Succession plans are specific instructions for who will take over a business if you retire, leave the company or become incapacitated. Having one in place allows you to choose who you think will be the most successful candidate to take over your role. It can also outline specific tasks the successor will be responsible for. It may also include details about what will be done with your share of the business.
If you are not near retirement age, this may not seem like a necessary document to draft up. Many small business owners also feel this way, which is why almost 60% of small businesses don’t have a succession plan in place.
Why a succession plan is so important
Even for business owners who are sure they will be with the company they run for years to come, succession plans are crucial for long-term success spanning multiple owners. The plan would also be used in case of any unfortunate turn of events that may take you away from the business you currently run. This makes them useful for many reasons, but crucial for two specifically:
- Choosing a strong successor:Not everyone has the same ability to lead—identifying who you believe has strong leadership qualities, good decision-making capabilities and keen business skills could go a long way to ensure the company thrives even if you are no longer there.
- Creating a buy-sell agreement: Putting into writing what will happen to your share of the business should you leave the company. It is easier to come to an agreement with all parties involved when you have no plans of leaving and there is no sense of urgency involved.
In the case of a family business, it could create rifts not only in the business, but also between family members. If more than on person believes they are right for the job it could lead to a prolonged struggle with emotional consequences.

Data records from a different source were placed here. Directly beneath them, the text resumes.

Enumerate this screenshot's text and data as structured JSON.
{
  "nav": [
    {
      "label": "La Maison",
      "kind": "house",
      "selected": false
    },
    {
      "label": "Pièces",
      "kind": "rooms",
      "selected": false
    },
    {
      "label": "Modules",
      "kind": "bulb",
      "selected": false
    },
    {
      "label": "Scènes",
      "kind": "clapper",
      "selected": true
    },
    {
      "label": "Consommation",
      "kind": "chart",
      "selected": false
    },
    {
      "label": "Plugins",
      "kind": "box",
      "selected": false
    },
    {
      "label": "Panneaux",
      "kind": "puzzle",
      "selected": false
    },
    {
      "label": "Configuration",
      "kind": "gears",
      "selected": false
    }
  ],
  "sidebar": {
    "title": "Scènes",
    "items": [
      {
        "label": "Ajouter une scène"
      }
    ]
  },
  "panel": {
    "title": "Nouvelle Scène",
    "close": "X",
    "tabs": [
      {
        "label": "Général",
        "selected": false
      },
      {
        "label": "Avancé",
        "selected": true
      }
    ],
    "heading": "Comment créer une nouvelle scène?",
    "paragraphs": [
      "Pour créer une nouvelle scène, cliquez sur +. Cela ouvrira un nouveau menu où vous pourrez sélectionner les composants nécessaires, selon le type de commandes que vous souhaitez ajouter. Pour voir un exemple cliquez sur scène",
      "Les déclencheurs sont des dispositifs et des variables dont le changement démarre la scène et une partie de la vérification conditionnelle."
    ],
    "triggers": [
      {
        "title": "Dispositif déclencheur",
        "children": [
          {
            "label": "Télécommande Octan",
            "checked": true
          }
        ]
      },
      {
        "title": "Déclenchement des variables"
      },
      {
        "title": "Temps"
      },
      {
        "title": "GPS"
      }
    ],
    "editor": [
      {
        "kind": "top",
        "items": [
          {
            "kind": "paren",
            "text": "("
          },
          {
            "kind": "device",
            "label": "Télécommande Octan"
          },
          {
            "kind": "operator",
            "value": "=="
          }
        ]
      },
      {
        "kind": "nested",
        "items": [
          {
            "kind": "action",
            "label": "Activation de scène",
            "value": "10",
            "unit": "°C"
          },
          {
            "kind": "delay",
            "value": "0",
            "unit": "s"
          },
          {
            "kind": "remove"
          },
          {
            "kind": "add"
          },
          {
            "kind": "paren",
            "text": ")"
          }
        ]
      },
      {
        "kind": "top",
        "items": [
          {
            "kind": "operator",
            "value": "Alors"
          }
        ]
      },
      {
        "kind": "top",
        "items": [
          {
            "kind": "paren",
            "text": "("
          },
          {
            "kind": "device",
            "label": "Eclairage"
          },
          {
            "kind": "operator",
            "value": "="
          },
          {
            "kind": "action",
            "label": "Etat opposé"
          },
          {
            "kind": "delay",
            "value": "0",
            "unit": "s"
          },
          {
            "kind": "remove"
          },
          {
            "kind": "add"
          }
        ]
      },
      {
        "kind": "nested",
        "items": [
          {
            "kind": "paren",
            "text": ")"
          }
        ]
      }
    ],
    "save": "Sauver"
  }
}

It is therefore very important to think carefully about whether a succession plan might be useful to your company before going without one. In some cases, such as when there are multiple partners involved, it may not be as critical, but for sole proprietorships and small businesses it can often be beneficial in case the unexpected happens.